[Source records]

▬▬▬▬▬▬

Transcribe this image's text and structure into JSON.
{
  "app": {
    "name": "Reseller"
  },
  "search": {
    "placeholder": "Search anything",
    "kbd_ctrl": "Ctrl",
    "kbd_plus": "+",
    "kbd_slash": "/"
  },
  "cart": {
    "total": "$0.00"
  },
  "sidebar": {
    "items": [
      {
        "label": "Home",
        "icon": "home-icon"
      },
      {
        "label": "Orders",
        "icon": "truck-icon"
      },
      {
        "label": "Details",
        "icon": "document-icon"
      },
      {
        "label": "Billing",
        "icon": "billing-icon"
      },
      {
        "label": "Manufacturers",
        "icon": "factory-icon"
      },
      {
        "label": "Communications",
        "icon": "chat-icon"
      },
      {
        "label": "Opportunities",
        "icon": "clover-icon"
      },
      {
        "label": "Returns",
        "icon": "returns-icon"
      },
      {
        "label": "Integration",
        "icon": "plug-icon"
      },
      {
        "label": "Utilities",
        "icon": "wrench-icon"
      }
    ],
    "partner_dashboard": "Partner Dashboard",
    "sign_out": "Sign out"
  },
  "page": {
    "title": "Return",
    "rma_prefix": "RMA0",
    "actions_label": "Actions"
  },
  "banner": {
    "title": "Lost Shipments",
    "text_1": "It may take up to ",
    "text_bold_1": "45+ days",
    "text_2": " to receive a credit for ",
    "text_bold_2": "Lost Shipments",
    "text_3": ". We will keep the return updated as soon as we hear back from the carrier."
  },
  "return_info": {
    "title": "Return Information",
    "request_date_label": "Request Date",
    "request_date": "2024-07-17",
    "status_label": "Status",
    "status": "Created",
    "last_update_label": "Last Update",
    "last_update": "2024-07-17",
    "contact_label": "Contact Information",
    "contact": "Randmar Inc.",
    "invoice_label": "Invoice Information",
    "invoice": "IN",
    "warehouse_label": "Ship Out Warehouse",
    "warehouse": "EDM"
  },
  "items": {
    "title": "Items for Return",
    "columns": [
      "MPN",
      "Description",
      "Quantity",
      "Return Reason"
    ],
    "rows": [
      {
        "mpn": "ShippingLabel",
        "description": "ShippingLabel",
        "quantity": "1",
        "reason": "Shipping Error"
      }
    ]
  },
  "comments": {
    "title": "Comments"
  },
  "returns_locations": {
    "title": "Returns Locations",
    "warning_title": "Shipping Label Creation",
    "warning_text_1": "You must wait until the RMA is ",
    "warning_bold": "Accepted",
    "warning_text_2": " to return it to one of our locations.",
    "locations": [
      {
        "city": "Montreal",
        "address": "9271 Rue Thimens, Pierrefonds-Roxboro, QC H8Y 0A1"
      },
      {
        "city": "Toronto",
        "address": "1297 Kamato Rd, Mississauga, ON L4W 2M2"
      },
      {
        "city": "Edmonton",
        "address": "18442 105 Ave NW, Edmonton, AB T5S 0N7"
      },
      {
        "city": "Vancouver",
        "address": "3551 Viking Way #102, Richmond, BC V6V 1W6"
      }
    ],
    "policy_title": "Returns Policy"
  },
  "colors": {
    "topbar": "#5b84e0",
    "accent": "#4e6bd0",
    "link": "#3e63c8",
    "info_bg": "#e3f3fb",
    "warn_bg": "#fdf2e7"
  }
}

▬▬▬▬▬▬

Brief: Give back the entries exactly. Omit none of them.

Exercise solution:
Transcribe this image's text and structure into JSON.
{
  "app": {
    "name": "Reseller"
  },
  "search": {
    "placeholder": "Search anything",
    "kbd_ctrl": "Ctrl",
    "kbd_plus": "+",
    "kbd_slash": "/"
  },
  "cart": {
    "total": "$0.00"
  },
  "sidebar": {
    "items": [
      {
        "label": "Home",
        "icon": "home-icon"
      },
      {
        "label": "Orders",
        "icon": "truck-icon"
      },
      {
        "label": "Details",
        "icon": "document-icon"
      },
      {
        "label": "Billing",
        "icon": "billing-icon"
      },
      {
        "label": "Manufacturers",
        "icon": "factory-icon"
      },
      {
        "label": "Communications",
        "icon": "chat-icon"
      },
      {
        "label": "Opportunities",
        "icon": "clover-icon"
      },
      {
        "label": "Returns",
        "icon": "returns-icon"
      },
      {
        "label": "Integration",
        "icon": "plug-icon"
      },
      {
        "label": "Utilities",
        "icon": "wrench-icon"
      }
    ],
    "partner_dashboard": "Partner Dashboard",
    "sign_out": "Sign out"
  },
  "page": {
    "title": "Return",
    "rma_prefix": "RMA0",
    "actions_label": "Actions"
  },
  "banner": {
    "title": "Lost Shipments",
    "text_1": "It may take up to ",
    "text_bold_1": "45+ days",
    "text_2": " to receive a credit for ",
    "text_bold_2": "Lost Shipments",
    "text_3": ". We will keep the return updated as soon as we hear back from the carrier."
  },
  "return_info": {
    "title": "Return Information",
    "request_date_label": "Request Date",
    "request_date": "2024-07-17",
    "status_label": "Status",
    "status": "Created",
    "last_update_label": "Last Update",
    "last_update": "2024-07-17",
    "contact_label": "Contact Information",
    "contact": "Randmar Inc.",
    "invoice_label": "Invoice Information",
    "invoice": "IN",
    "warehouse_label": "Ship Out Warehouse",
    "warehouse": "EDM"
  },
  "items": {
    "title": "Items for Return",
    "columns": [
      "MPN",
      "Description",
      "Quantity",
      "Return Reason"
    ],
    "rows": [
      {
        "mpn": "ShippingLabel",
        "description": "ShippingLabel",
        "quantity": "1",
        "reason": "Shipping Error"
      }
    ]
  },
  "comments": {
    "title": "Comments"
  },
  "returns_locations": {
    "title": "Returns Locations",
    "warning_title": "Shipping Label Creation",
    "warning_text_1": "You must wait until the RMA is ",
    "warning_bold": "Accepted",
    "warning_text_2": " to return it to one of our locations.",
    "locations": [
      {
        "city": "Montreal",
        "address": "9271 Rue Thimens, Pierrefonds-Roxboro, QC H8Y 0A1"
      },
      {
        "city": "Toronto",
        "address": "1297 Kamato Rd, Mississauga, ON L4W 2M2"
      },
      {
        "city": "Edmonton",
        "address": "18442 105 Ave NW, Edmonton, AB T5S 0N7"
      },
      {
        "city": "Vancouver",
        "address": "3551 Viking Way #102, Richmond, BC V6V 1W6"
      }
    ],
    "policy_title": "Returns Policy"
  },
  "colors": {
    "topbar": "#5b84e0",
    "accent": "#4e6bd0",
    "link": "#3e63c8",
    "info_bg": "#e3f3fb",
    "warn_bg": "#fdf2e7"
  }
}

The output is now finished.